    Recent technology now allows us to configure a FHW (Hydronic) Heating System as a true appliance! All heating system functions excepting radiation can now be integrated into a “packaged unit”, engineering it for peak performance and value in the process. “Delta-T” (Differential Temperature) Circulation Technology is truly an evolutionary and revolutionary improvement. Developed in the “high-tech” process world, it has now become both practical and economical as applied to Residential Hydronics (FHW Heating).

    Mercier Engineering via its website www.BoilersOnDemand.com is the introductory leader of Residential Delta-T Hydronic Heating. The question is not if Delta-T Circulation will out-distance conventional Fixed-Speed Circulation, but when. Evidence the following Pictorials and Details for comparison.

    Identically Configured Oil-Fired FHW Installations          

    Conventional Oil-Fired FHW System   “Delta-T” Oil-Fired FHW System
    Typical Plumber Boiler Install - 18 hrs DTO-100T2(Exp)H4-4X6

    Features Comparison Table

    Attribute"Conventional" System"Delta-T" SystemComments
    Boiler TypeWelded Steel Plate (Example Unit)Cast Iron "Triple-Pass"15 years +/- vs. 30 Years +
    Boiler Weight270 Lbs.625 Lbs.Very High Mass - Durability
    Oil Burner TypeVarious OfferedBeckett NX (Pressure-Fired)Flexible, stable operation
    Gas Burner TypeFixed, Appliance-SpecificCarlin EZ-PRO (NG/LP) (Pressure-Fired)Appliance-Specific Interchange
    CirculationMultiple Fixed Speed Circulators onlyA Delta-T Variable Circulator w/ Intelligent Zone Valves>/ 15% Fuel Savings
    >/ 85% Electrical Savings
    Piping/FittingsCopper (Typically)All Iron & Cast ConstructionSuperior Strength/Durability
    Indirect Water HeaterVarious Mfrs. & TypesAll Stainless Steel OnlyA Lifetime of Service
    Floor Space UtilizationInstaller-dependentOptimized Package DesignMinimum Space Requirement
    Energy PerformanceInstaller-dependentOptimized Energy DesignPeaked Hydronic Efficiency
    Component SourcesU.S./Foreign Mix (Typical)"All-American" (US/Canada)Quality and Serviceability
    Installed Cost (Oil example shown)"Over $10,000" (Oil, as shown)$7,000 (Oil, as shown)Price, Performance, Value

    Notes:

    1. Estimated service lives are from our and our collaborating serviceman’s actual field experience.
    2. Fuel & Electrical Energy Performance per Taco, Inc. published testing data.

    Reviewing our Comparative System Photos will will confirm many of the suppositions in our “Features Comparison Table” above.

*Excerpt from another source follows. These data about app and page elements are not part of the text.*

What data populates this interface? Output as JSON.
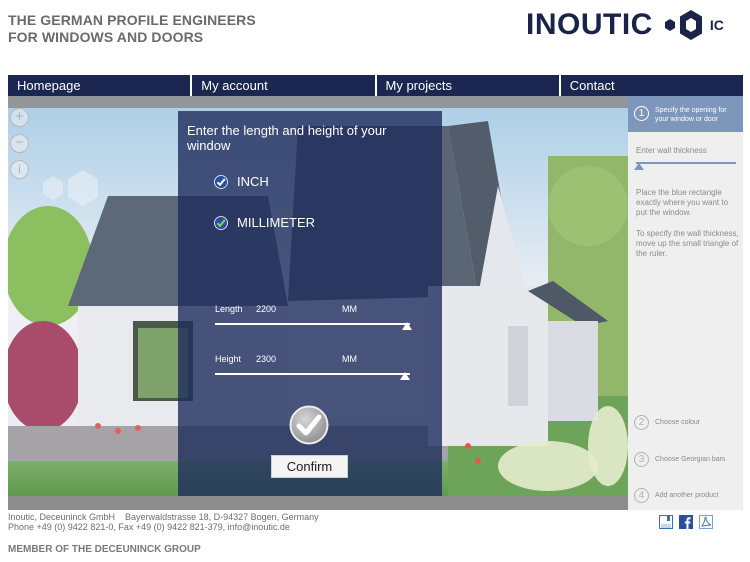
{
  "header": {
    "tagline_line1": "THE GERMAN PROFILE ENGINEERS",
    "tagline_line2": "FOR WINDOWS AND DOORS",
    "logo_text": "INOUTIC",
    "logo_suffix": "IC"
  },
  "nav": {
    "items": [
      {
        "label": "Homepage"
      },
      {
        "label": "My account"
      },
      {
        "label": "My projects"
      },
      {
        "label": "Contact"
      }
    ]
  },
  "map_controls": {
    "zoom_in": "+",
    "zoom_out": "−",
    "info": "i"
  },
  "dialog": {
    "title": "Enter the length and height of your window",
    "units": [
      {
        "label": "INCH",
        "checked": true
      },
      {
        "label": "MILLIMETER",
        "checked": true
      }
    ],
    "length": {
      "label": "Length",
      "value": "2200",
      "unit": "MM"
    },
    "height": {
      "label": "Height",
      "value": "2300",
      "unit": "MM"
    },
    "confirm_label": "Confirm"
  },
  "sidebar": {
    "active_step": {
      "number": "1",
      "text": "Specify the opening for your window or door"
    },
    "wall_label": "Enter wall thickness",
    "wall_thickness_value": 0,
    "instruction_1": "Place the blue rectangle exactly where you want to put the window.",
    "instruction_2": "To specify the wall thickness, move up the small triangle of the ruler.",
    "steps": [
      {
        "number": "2",
        "text": "Choose colour"
      },
      {
        "number": "3",
        "text": "Choose Georgian bars"
      },
      {
        "number": "4",
        "text": "Add another product"
      }
    ]
  },
  "footer": {
    "line1": "Inoutic, Deceuninck GmbH    Bayerwaldstrasse 18, D-94327 Bogen, Germany",
    "line2": "Phone +49 (0) 9422 821-0, Fax +49 (0) 9422 821-379, info@inoutic.de",
    "member": "MEMBER OF THE DECEUNINCK GROUP",
    "share_icons": [
      "save-icon",
      "facebook-icon",
      "pdf-icon"
    ]
  },
  "colors": {
    "brand_navy": "#1b2750",
    "sidebar_accent": "#7c97bb",
    "dialog_overlay": "#1e2c5c"
  }
}
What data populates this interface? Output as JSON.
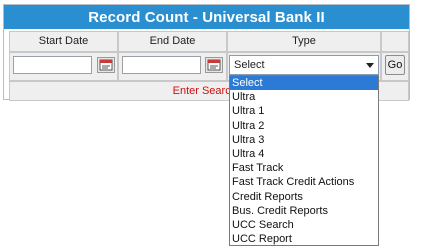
{
  "window": {
    "title": "Record Count - Universal Bank II"
  },
  "columns": {
    "start_date": "Start Date",
    "end_date": "End Date",
    "type": "Type"
  },
  "start_date_value": "",
  "end_date_value": "",
  "type_select": {
    "selected": "Select",
    "options": [
      "Select",
      "Ultra",
      "Ultra 1",
      "Ultra 2",
      "Ultra 3",
      "Ultra 4",
      "Fast Track",
      "Fast Track Credit Actions",
      "Credit Reports",
      "Bus. Credit Reports",
      "UCC Search",
      "UCC Report"
    ]
  },
  "go_label": "Go",
  "message": "Enter Search c",
  "icons": {
    "calendar": "calendar-icon",
    "dropdown": "chevron-down-icon"
  },
  "colors": {
    "title_bg": "#2a8fd0",
    "message_text": "#cc1111",
    "selected_option_bg": "#2a7ad6"
  }
}
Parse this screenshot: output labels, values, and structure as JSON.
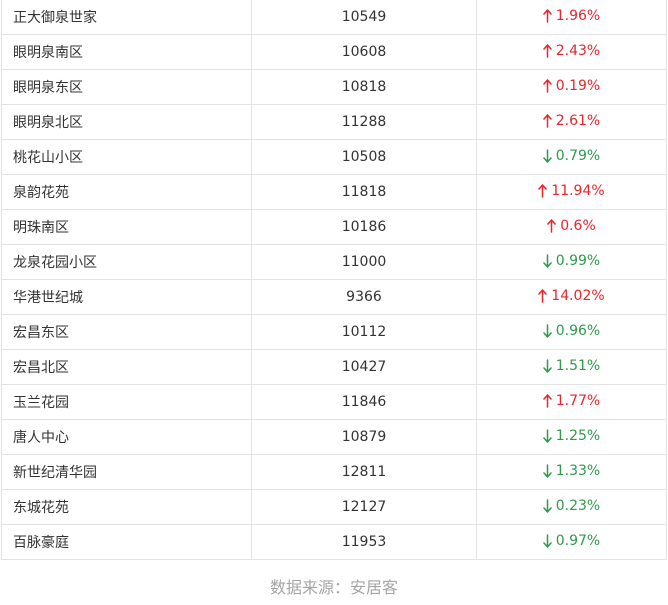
{
  "rows": [
    {
      "name": "正大御泉世家",
      "price": "10549",
      "direction": "up",
      "change": "1.96%"
    },
    {
      "name": "眼明泉南区",
      "price": "10608",
      "direction": "up",
      "change": "2.43%"
    },
    {
      "name": "眼明泉东区",
      "price": "10818",
      "direction": "up",
      "change": "0.19%"
    },
    {
      "name": "眼明泉北区",
      "price": "11288",
      "direction": "up",
      "change": "2.61%"
    },
    {
      "name": "桃花山小区",
      "price": "10508",
      "direction": "down",
      "change": "0.79%"
    },
    {
      "name": "泉韵花苑",
      "price": "11818",
      "direction": "up",
      "change": "11.94%"
    },
    {
      "name": "明珠南区",
      "price": "10186",
      "direction": "up",
      "change": "0.6%"
    },
    {
      "name": "龙泉花园小区",
      "price": "11000",
      "direction": "down",
      "change": "0.99%"
    },
    {
      "name": "华港世纪城",
      "price": "9366",
      "direction": "up",
      "change": "14.02%"
    },
    {
      "name": "宏昌东区",
      "price": "10112",
      "direction": "down",
      "change": "0.96%"
    },
    {
      "name": "宏昌北区",
      "price": "10427",
      "direction": "down",
      "change": "1.51%"
    },
    {
      "name": "玉兰花园",
      "price": "11846",
      "direction": "up",
      "change": "1.77%"
    },
    {
      "name": "唐人中心",
      "price": "10879",
      "direction": "down",
      "change": "1.25%"
    },
    {
      "name": "新世纪清华园",
      "price": "12811",
      "direction": "down",
      "change": "1.33%"
    },
    {
      "name": "东城花苑",
      "price": "12127",
      "direction": "down",
      "change": "0.23%"
    },
    {
      "name": "百脉豪庭",
      "price": "11953",
      "direction": "down",
      "change": "0.97%"
    }
  ],
  "colors": {
    "up": "#e5262d",
    "down": "#2f9a4b"
  },
  "icons": {
    "up": "arrow-up-icon",
    "down": "arrow-down-icon"
  },
  "footer": {
    "source": "数据来源：安居客"
  }
}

The immediate impression is one of excessive plumbing and space consumption of the Conventional System. In fact the “Delta-T” System occupies 1/3 of the space, uses 1/2 of the near-boiler piping (with no copper), with only one (1) Circulator, fewer valves and fittings ….. and with optimized hydronic flow and distribution performance! Flow is so idealized in fact that under certain component fail modes “gravity induced circulation” will continue to provide heating at a reduced level! (Patent Pending)

    Arguably a high-mass (heavy) “Delta-T” System will outlast two (2) Conventional FHW Systems with a higher Hydronic Total System Efficiency at 1/3 the “life-cycle” cost.

    So when your potential FHW Heating System Installer comes calling, ask him first about “Delta-T” Circulation. If it draws a blank stare, send him home to call Taco, Inc. — and that another “Old Dog” told you to do so. After all, you the customers are deserving of all the “New Tricks”!